The next step is to adjust the shadow color layer so that it applies the color strongly to the darkest tones, weakly to the midtones, and not at all to the highlights. In Photoshop CC this can be done using the 'Blend if' blending options for the layer. However, using a luminosity mask is a much more generic option for achieving this.
In Photoshop CC / CS you will need to hide your color layer, so you can just see the image. Now create a luminosity based selection - Ctrl + Alt + 2 (PC) / Cmd + Opt + 2 (Mac). Make your shadow color layer visible again, and select its layer mask in the layer palette. With black as your background color, hit Ctrl + Backspace (PC) / Cmd + Backspace (Mac) to fill the selection with your background color.
In a layer mask white reveals and black conceals. So by creating a luminosity mask where the brightest tones are black and the darkest white we ensure that the shadow color layer will affect the shadow tones much more strongly than it will the highlight tones.
In GIMP the process of creating a luminosity mask is slightly different. Probably the simplest way to do it is to create the mask before you create your color layer. Duplicate your image layer, then go to Layer > Mask > Add Layer Mask. From the Add Layer Mask dialog choose Grayscale copy of layer and ensure Invert mask is checked. Then click the Add button.
In the layer palette, select the image thumbnail for the layer (rather than the mask, which will be selected by default after adding it). Using the color fill tool, and ensuring that Fill whole selection is checked, fill the layer with your shadow color.
For Photoshop Elements you can create your shadow color layer. Then in the layer palette select the image layer and press Ctrl + A (PC) / Cmd + A (Mac) to select all. Press Ctrl + C (PC) / Cmd + C (Mac) to copy the image. Now Alt + click (PC) / Opt + click (Mac) the layer mask for your shadow color layer to view the mask.
Press Ctrl + V (PC) / Cmd + V (Mac) to paste the copied image into the layer mask. Finally press Ctrl + I (PC) / Cmd + I (Mac) to invert the mask.
The next step is to create the highlights color layer. This is exactly the same process as the shadow color layer, except the mask needs to be inverted. So the shadow color layer will have a strong effect on the shadows and no effect on the highlights, while the highlight color layer will have no effect on the shadows and a strong effect on the highlights.
In Photoshop CC / CS you can make your luminosity selection (remember to hide the color layers first) then press Ctrl + Shift + I (PC) / Cmd + Shift + I (Mac) to invert the selection. Then fill your highlight color layer's mask with black using the selection.
In GIMP you can duplicate the image layer again, add the layer mask using the Grayscale copy of layer option, but ensure Invert mask is not checked. Then fill the layer with your chosen highlight color.
For Photoshop Elements copy the image layer and paste it into your highlight color layer mask. But this time there's no need to invert the mask.
Now just adjust the opacity and blend modes of the layers until you get the split toning effect you want.
As you can see, there are quite a few different methods you can use to split tone an image.

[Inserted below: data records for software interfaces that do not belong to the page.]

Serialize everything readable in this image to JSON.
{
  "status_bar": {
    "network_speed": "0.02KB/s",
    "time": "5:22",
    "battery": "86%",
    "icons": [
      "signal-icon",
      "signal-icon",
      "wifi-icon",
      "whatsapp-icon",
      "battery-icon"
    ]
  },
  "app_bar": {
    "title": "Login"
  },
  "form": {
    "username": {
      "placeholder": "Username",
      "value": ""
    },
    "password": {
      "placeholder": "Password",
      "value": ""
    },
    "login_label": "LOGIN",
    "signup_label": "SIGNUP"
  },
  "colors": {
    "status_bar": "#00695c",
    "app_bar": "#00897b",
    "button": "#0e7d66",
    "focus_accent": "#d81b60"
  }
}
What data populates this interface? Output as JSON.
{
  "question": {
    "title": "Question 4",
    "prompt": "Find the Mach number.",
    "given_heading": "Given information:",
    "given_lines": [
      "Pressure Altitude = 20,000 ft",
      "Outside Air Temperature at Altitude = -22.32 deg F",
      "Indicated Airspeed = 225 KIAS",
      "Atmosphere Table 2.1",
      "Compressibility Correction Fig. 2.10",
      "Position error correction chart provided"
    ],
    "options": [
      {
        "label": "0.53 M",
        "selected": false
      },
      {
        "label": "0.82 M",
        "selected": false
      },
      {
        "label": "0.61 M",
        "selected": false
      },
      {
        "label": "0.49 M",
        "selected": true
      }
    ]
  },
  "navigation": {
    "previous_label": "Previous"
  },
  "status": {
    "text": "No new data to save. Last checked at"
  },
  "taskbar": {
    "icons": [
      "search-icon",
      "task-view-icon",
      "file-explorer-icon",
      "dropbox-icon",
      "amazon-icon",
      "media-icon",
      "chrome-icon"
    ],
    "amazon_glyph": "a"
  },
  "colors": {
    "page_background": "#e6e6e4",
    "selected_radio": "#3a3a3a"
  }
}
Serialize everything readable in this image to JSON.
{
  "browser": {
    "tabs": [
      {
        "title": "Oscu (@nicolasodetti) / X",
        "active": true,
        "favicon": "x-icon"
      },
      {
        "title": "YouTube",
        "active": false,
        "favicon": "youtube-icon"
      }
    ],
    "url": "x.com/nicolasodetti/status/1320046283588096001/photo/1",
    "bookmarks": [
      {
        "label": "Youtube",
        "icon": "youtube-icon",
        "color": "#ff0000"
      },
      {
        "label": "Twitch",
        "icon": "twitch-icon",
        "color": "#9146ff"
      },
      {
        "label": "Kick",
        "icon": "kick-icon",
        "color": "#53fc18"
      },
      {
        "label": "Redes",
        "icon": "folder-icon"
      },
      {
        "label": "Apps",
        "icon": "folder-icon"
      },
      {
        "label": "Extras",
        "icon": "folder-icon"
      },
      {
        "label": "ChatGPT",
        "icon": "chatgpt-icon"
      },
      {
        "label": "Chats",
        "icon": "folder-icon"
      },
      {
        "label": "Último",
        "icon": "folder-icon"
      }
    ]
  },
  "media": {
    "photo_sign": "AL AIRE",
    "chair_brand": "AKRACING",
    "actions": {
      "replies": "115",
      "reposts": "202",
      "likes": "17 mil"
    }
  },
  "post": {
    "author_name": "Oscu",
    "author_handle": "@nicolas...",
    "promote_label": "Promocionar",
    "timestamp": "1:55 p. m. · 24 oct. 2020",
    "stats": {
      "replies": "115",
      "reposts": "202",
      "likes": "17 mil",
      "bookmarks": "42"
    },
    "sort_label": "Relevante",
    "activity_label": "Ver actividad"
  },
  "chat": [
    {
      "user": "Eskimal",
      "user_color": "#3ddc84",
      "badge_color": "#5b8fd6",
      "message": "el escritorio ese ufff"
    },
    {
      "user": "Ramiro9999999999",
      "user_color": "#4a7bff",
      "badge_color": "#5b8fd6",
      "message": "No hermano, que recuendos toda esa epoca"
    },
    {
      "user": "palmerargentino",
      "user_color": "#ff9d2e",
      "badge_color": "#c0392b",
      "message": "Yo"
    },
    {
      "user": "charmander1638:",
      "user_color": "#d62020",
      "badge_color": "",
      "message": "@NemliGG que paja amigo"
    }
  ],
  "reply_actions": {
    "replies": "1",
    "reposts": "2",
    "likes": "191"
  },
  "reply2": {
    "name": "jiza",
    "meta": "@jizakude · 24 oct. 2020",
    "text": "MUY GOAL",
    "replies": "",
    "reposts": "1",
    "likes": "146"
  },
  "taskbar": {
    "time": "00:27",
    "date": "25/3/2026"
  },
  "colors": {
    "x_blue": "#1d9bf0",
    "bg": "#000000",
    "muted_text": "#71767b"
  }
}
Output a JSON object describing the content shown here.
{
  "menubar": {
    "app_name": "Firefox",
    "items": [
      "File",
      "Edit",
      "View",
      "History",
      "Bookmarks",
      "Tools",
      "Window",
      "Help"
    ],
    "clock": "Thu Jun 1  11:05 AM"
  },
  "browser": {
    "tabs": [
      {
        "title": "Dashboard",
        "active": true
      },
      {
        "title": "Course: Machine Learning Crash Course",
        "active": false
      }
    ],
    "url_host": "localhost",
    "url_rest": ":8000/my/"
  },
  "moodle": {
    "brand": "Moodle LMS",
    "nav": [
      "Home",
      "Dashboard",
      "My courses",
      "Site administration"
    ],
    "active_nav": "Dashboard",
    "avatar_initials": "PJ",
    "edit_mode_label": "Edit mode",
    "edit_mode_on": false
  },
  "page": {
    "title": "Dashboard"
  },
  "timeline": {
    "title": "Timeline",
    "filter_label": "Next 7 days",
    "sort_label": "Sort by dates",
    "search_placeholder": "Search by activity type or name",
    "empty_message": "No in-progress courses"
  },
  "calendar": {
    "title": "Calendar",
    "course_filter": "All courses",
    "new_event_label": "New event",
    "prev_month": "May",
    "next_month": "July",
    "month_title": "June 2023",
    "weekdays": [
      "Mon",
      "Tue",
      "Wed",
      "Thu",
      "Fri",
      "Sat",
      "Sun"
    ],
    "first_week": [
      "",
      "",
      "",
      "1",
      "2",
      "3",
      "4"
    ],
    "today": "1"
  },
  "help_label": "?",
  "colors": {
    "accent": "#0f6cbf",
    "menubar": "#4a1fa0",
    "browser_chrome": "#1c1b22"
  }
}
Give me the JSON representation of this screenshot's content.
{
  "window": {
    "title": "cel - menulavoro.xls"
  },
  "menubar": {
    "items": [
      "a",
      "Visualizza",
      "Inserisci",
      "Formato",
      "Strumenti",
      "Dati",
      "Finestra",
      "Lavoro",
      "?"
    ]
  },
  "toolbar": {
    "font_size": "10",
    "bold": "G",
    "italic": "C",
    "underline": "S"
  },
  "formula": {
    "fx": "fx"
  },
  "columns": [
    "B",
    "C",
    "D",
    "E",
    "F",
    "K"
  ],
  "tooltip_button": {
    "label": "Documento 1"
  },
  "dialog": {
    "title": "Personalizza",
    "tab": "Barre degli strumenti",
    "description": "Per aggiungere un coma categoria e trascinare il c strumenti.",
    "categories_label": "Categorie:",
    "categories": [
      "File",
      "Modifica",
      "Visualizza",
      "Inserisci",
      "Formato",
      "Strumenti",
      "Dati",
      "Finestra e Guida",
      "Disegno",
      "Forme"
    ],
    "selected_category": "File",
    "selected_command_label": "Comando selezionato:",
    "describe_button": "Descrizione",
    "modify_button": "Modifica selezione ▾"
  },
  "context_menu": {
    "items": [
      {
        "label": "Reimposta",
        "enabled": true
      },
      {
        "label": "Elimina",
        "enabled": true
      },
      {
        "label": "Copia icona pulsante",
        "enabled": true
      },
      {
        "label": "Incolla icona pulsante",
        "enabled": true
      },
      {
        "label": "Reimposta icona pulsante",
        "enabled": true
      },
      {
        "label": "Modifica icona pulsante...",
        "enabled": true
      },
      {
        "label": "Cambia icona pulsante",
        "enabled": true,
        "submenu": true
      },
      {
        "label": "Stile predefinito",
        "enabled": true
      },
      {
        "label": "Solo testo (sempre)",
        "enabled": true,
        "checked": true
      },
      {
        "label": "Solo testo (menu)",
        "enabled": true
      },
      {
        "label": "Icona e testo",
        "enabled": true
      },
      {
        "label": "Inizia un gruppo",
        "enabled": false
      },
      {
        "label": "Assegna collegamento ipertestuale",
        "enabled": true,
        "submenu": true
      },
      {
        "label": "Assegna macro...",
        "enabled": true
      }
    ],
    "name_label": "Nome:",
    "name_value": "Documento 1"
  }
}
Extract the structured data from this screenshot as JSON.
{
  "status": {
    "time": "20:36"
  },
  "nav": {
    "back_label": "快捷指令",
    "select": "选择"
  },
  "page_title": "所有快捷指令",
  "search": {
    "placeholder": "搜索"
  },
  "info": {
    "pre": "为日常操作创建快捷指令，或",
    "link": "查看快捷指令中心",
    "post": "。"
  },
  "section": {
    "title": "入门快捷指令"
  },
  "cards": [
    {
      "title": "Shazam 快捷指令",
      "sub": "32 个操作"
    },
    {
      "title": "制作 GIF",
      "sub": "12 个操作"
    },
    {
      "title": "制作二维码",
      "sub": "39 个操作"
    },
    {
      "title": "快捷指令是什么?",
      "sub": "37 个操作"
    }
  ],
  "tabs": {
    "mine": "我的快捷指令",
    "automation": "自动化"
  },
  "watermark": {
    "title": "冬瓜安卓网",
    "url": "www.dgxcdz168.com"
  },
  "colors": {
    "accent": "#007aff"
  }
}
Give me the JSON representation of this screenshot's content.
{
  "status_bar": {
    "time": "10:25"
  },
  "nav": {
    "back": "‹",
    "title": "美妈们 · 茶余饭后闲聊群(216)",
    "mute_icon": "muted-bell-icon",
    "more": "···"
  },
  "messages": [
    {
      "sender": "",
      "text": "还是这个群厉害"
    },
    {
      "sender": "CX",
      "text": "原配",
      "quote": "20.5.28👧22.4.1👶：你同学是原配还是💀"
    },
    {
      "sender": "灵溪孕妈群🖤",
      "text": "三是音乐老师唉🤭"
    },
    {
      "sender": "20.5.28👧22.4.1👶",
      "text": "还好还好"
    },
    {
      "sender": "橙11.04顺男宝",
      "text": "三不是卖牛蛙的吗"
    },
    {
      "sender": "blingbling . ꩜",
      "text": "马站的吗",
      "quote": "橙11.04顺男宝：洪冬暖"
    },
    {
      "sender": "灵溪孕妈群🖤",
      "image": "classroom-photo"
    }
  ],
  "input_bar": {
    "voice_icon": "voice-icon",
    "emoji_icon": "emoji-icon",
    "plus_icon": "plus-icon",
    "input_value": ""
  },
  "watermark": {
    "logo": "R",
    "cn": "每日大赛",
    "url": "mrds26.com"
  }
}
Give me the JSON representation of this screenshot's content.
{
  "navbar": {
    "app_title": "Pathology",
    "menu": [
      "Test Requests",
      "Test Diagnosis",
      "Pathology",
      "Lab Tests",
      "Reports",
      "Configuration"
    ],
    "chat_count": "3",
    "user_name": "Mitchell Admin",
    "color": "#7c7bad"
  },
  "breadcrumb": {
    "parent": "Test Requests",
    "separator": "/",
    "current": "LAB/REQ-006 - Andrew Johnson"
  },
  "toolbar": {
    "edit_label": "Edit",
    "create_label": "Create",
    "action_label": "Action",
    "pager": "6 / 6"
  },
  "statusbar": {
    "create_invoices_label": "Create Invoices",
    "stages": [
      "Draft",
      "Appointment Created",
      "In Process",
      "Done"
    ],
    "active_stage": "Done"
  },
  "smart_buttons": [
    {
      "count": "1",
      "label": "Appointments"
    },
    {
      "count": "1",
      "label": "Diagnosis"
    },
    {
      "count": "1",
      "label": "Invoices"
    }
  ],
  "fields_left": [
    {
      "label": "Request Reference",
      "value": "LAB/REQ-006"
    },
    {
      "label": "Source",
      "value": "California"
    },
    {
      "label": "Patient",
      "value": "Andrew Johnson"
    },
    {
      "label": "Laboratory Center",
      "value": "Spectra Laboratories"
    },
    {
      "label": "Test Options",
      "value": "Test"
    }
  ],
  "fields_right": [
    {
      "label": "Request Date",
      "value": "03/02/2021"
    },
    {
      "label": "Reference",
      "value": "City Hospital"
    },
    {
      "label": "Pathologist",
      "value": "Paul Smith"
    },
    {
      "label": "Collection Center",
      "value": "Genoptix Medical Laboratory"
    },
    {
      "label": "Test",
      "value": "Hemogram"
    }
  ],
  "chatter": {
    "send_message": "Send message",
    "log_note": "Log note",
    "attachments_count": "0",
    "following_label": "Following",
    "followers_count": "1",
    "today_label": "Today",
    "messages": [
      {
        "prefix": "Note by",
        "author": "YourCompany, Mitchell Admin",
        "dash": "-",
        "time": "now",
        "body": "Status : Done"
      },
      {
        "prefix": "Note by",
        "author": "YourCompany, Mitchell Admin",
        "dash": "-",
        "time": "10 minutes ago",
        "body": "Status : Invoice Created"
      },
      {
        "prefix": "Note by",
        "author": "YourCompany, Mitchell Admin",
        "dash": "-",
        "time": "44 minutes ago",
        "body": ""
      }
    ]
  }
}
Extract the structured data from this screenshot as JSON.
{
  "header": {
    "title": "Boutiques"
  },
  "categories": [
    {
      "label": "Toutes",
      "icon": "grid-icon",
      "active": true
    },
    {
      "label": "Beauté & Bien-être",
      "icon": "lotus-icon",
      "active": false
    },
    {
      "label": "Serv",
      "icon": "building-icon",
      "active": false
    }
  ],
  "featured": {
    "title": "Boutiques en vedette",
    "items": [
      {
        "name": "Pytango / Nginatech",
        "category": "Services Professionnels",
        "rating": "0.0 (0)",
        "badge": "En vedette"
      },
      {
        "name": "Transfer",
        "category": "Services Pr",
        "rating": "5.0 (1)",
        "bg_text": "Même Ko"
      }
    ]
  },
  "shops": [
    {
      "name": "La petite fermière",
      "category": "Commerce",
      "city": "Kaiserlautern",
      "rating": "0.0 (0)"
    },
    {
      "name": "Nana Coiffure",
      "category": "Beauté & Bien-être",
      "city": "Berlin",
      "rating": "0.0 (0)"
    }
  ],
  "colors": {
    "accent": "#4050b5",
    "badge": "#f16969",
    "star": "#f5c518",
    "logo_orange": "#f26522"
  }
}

You can play around with the different methods to fine tune the results. Play around with the starting saturation of your image too - often a split tone effect will work very well with an image that has some color, but is not strongly saturated.
With the techniques described above, even if you're not using GIMP or Photoshop as your editor, hopefully there will be at least one you can easily apply to split tone your images. And don't forget that for many of these methods, when you find a setting you like the result of, you can save it as a preset and then easily apply the same effect to other images in the future.